During our stay, we intend to, hopefully, unravel just what makes Bamenda tick. What we dig and find we will share with you.
Bamenda, the capital city is, of course, is the hub centre of Cameroon’s opposition.
It is a land of similarities and contrasts.
Some people refer to it as “the land of the Spartans” an allusion to the Ancient Spartans who never surrendered irrespective of the implacable circumstances.
With such a cornucopia of captivating marvels, you are simply wowed.
In this case, the people of the Northwest Region are characterised, it is generally believed, by the exceptional resilience and doggedness of the inhabitants attributes which have enabled them to survive the hostile nature and a crippling society.
Bamenda also boasts of a galaxy of fine journalists. Some of the prominent names include: the incisive Sam Nuvalla Fonkem, the baritone-voiced Joe Akwanga Ndifor; the encyclopaedic Herbert Boh; the smooth-talking and articulate Ntemfac Ofege with his flair for le mot juste. There was also the adversarial and abrasive…yes, got it…Charly Ndi Chia. There were – and there are – many more.
They were, for the most part, trenchant in their journalism. At times, they practised what Choves Loh calls ‘ugly journalism’ arguably because they were embroiled in ‘liberation journalism’. Their mantra appears to have been: comfort the uncomfortable and make the comfortable uncomfortable.
These journalism gurus demonstrated that the microphone, in particular, could be mightier than machine guns.

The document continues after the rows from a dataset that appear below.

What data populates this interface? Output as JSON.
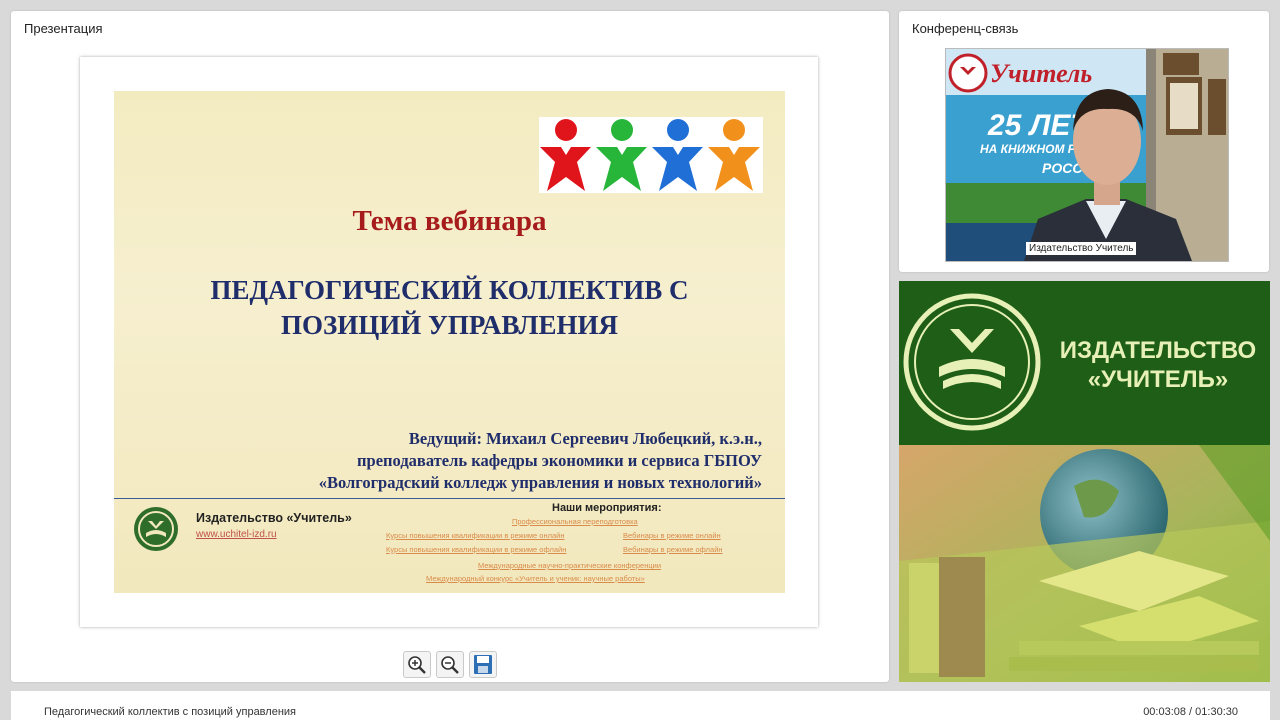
{
  "presentation": {
    "panel_title": "Презентация",
    "slide": {
      "heading": "Тема вебинара",
      "topic_line1": "ПЕДАГОГИЧЕСКИЙ КОЛЛЕКТИВ С",
      "topic_line2": "ПОЗИЦИЙ УПРАВЛЕНИЯ",
      "presenter_line1": "Ведущий: Михаил Сергеевич Любецкий, к.э.н.,",
      "presenter_line2": "преподаватель кафедры экономики и сервиса ГБПОУ",
      "presenter_line3": "«Волгоградский колледж управления и новых технологий»",
      "publisher": "Издательство «Учитель»",
      "url": "www.uchitel-izd.ru",
      "events_title": "Наши мероприятия:",
      "events": [
        "Профессиональная переподготовка",
        "Курсы повышения квалификации в режиме онлайн",
        "Вебинары в режиме онлайн",
        "Курсы повышения квалификации в режиме офлайн",
        "Вебинары в режиме офлайн",
        "Международные научно-практические конференции",
        "Международный конкурс «Учитель и ученик: научные работы»"
      ]
    },
    "toolbar": {
      "zoom_in": "zoom-in-icon",
      "zoom_out": "zoom-out-icon",
      "save": "save-icon"
    }
  },
  "conference": {
    "panel_title": "Конференц-связь",
    "video_label": "Издательство Учитель",
    "backdrop_brand": "Учитель",
    "backdrop_years": "25 ЛЕТ",
    "backdrop_line": "НА КНИЖНОМ РЫНКЕ",
    "backdrop_country": "РОСС"
  },
  "banner": {
    "line1": "ИЗДАТЕЛЬСТВО",
    "line2": "«УЧИТЕЛЬ»"
  },
  "bottom": {
    "title": "Педагогический коллектив с позиций управления",
    "time": "00:03:08 / 01:30:30"
  },
  "colors": {
    "accent_green": "#1f5e16",
    "title_red": "#a61b1b",
    "topic_blue": "#1f2d6b"
  }
}
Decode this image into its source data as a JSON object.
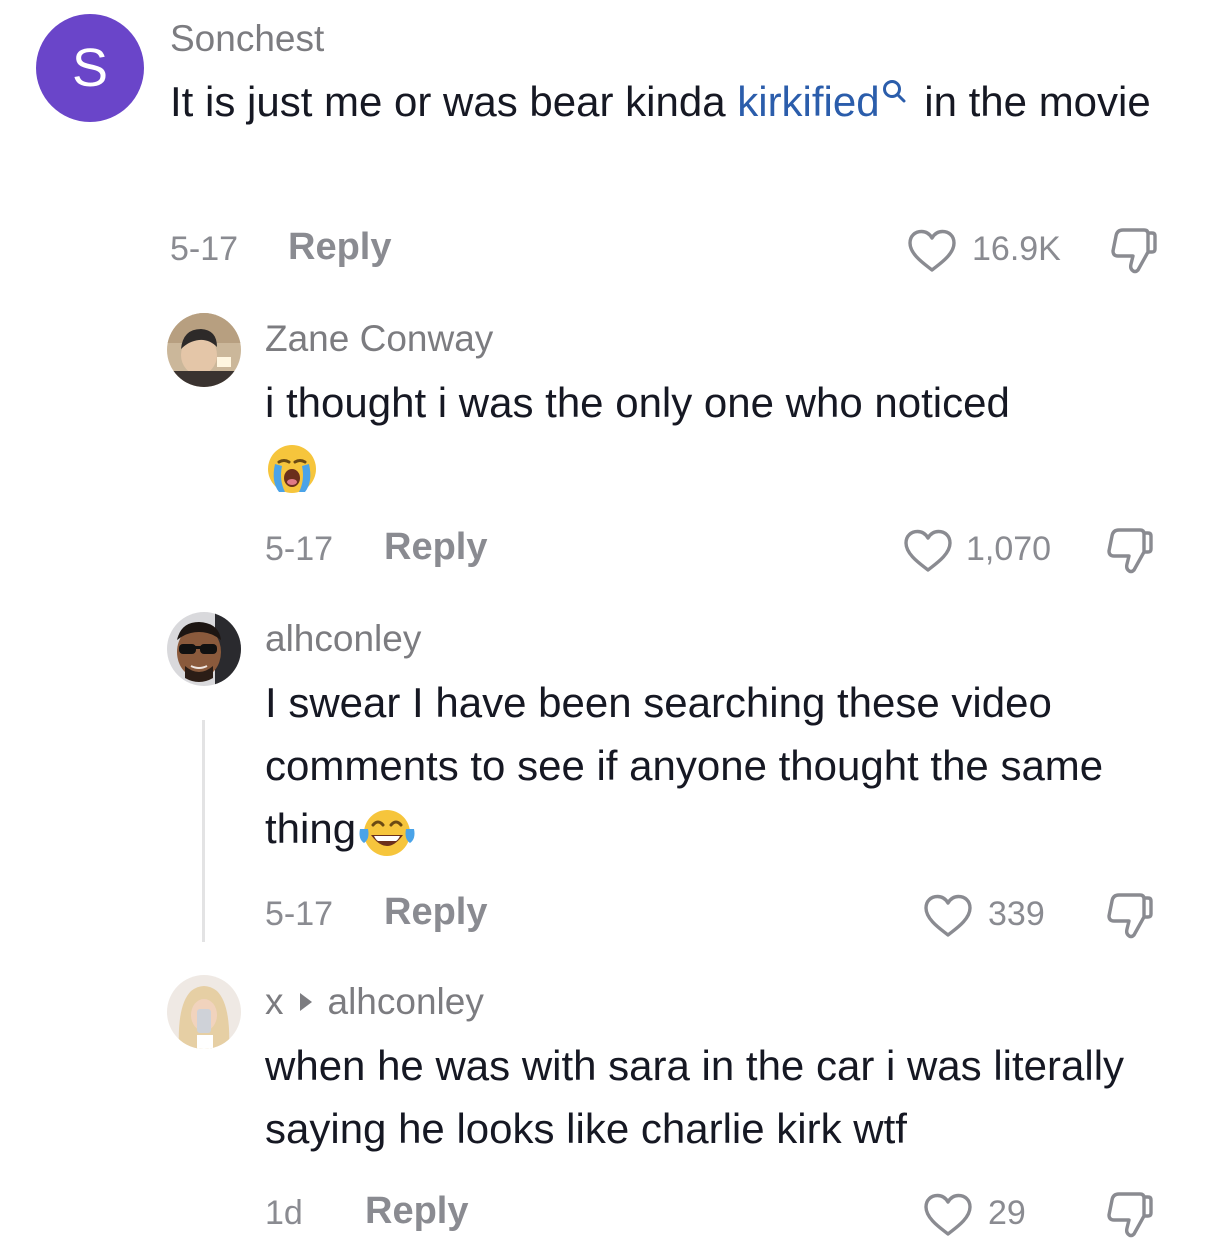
{
  "comments": [
    {
      "avatar_letter": "S",
      "username": "Sonchest",
      "text_before": "It is just me or was bear kinda ",
      "keyword": "kirkified",
      "keyword_icon": "search-icon",
      "text_after": " in the movie",
      "date": "5-17",
      "reply_label": "Reply",
      "likes": "16.9K"
    },
    {
      "username": "Zane Conway",
      "text": "i thought i was the only one who noticed",
      "emoji": "loudly-crying-face",
      "date": "5-17",
      "reply_label": "Reply",
      "likes": "1,070"
    },
    {
      "username": "alhconley",
      "text": "I swear I have been searching these video comments to see if anyone thought the same thing",
      "emoji": "face-with-tears-of-joy",
      "date": "5-17",
      "reply_label": "Reply",
      "likes": "339"
    },
    {
      "username": "x",
      "reply_to": "alhconley",
      "text": "when he was with sara in the car i was literally saying he looks like charlie kirk wtf",
      "date": "1d",
      "reply_label": "Reply",
      "likes": "29"
    }
  ],
  "colors": {
    "avatar_bg": "#6a45c9",
    "keyword_link": "#2b5dab",
    "meta_text": "#8a8b91"
  }
}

In the religious sphere, we have the towering Christian Cardinal Wiyghan Tumi, the enfant terrible of the regime, the Administration’s gadfly – constantly probing and prodding.
His countryman, late Archibishop Paul Verdzekov was intellectualism personified. The erudite prelate also wrote extensively.
And, of course, there was Bernard Fonlon, a kinsman to Verdzekov, Cameroon’s “genuine intellectual.” He, also, hailed from Bamenda.
In the medical domain there was Professor Victor Anomah Ngu of the Lasker Cancer Award fame, another Bamenda man. His prodigious research in the medical field brought global glory to Cameroon. Another distinguished medical king is Professor Daniel Noni Lantum. He is respected for blending modern and African approaches to health care.
The legal profession thrives with vigour and vim in Bamenda. Proof of this that it has produced the following legal luminaries as Presidents of the Cameroon Bar Association: Lawyer Luke Sendze, the Muna Brothers, and, today, Barrister Francis Sama.
On the educational front, Bamenda boasts of pacesetting institutions of learning: Cameroon College of Arts Science and Technology, the then citadel of West Cameroon academics. If West Cameroon had survived it was going to be transformed in to a University. Today, with High Schools sprouting here and there, CCAST has lost its lustre of yesterdays. But the nostalgia of those halcyon days lingers.
There is also the renowned Sacred Heart College, churning out scores of brittle-brained graduates yearly. Our Lady of Lourdes College, Bamenda, is the female photocopy of Sacred Heart College. A good number of vocal gender equality activists –feminists – are bred from Our Lady.